Development of adaptive human-computer interaction games to evaluate attention

Creative Commons License

Kandemir H., Köse H.

ROBOTICA, vol.40, no.1, pp.56-76, 2022 (SCI-Expanded) identifier identifier

  • Publication Type: Article / Article
  • Volume: 40 Issue: 1
  • Publication Date: 2022
  • Doi Number: 10.1017/s0263574721000370
  • Journal Name: ROBOTICA
  • Journal Indexes: Science Citation Index Expanded (SCI-EXPANDED), Scopus, Academic Search Premier, Aerospace Database, Applied Science & Technology Source, Communication Abstracts, Compendex, Computer & Applied Sciences, INSPEC, Metadex, DIALNET, Civil Engineering Abstracts
  • Page Numbers: pp.56-76
  • Keywords: Brain-computer interface, Learning, Cognitive skills development, HCI games, Kinect, Myo sensor, LEARNING MATHEMATICS, VIDEO GAMES, MOTIVATION, CHILDREN, ACHIEVEMENT, EXERGAMES, EDUCATION, IMPACT
  • Istanbul Technical University Affiliated: Yes

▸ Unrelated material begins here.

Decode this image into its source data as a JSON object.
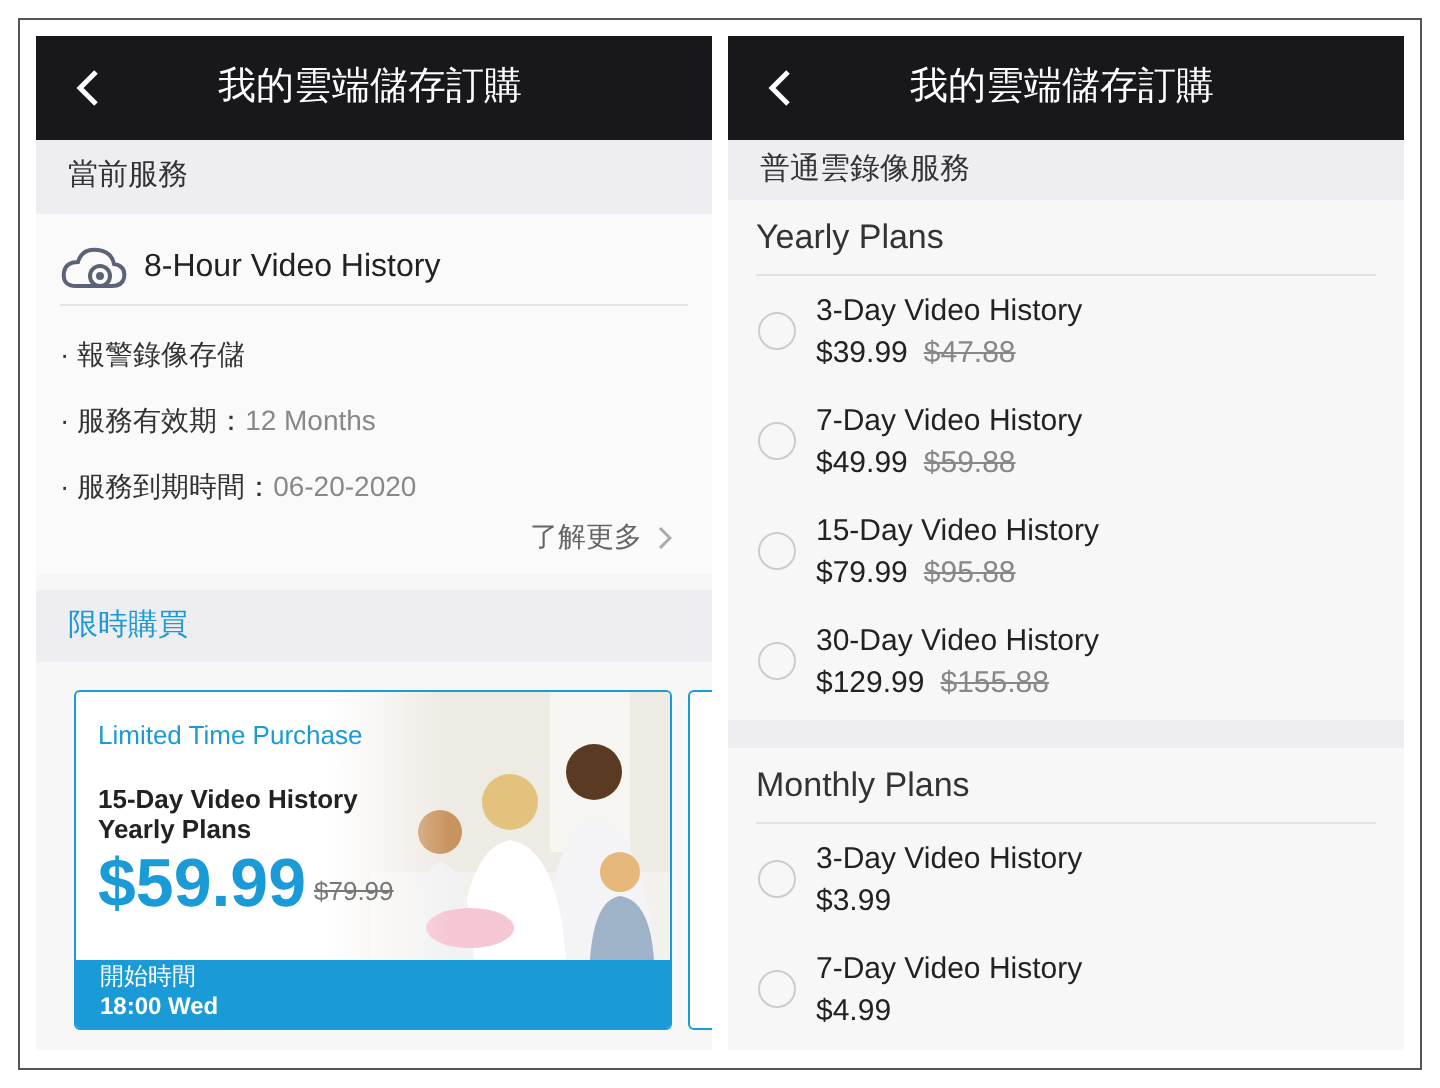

In this paper, several physical activity-based human-computer interaction (HCI) games which are developed and implemented for the improvement of attention, emotion, and sensory-motor coordination will be presented. The interface and the difficulty levels of these games are specially designed for the use of people with different age groups and disabilities. The games involve physical activities for the fulfillment of some basic HCI tasks which require hand and arm motion for control, such as fruit picking and air hockey, with adaptive difficulty levels based on varying parameters of the games and human performance. In the fruit picking game, several fruit images are moving from top to the bottom of the screen. Objective is to collect apples while avoiding the pears. The player's hand will control the basket that collects the fruits. In the air hockey game, the player will try to score goals against computer-controlled opponent. The player's hand will control the paddle to hit the puck to score or to defend his/her goal area. The player's hand is recognized by Kinect RGB-D sensors in both games. Aim of the adaptive difficulty-based system is keeping the players engaged in the games. The games are tested with a group of deaf children (3.5-5 years) as a part of an ongoing project,(1) to decrease the stress of the children and increase their positive emotions, attention, and sensory-motor coordination before the audiology tests. The game performances and the evaluation of the therapists show that the games have a positive impact on the children. The games are also tested with a group of adults as a control group, where a mobile EEG device is employed to detect the attention levels. For this purpose, the adults also attended a third game featuring a maze and controlled with Myo sensors.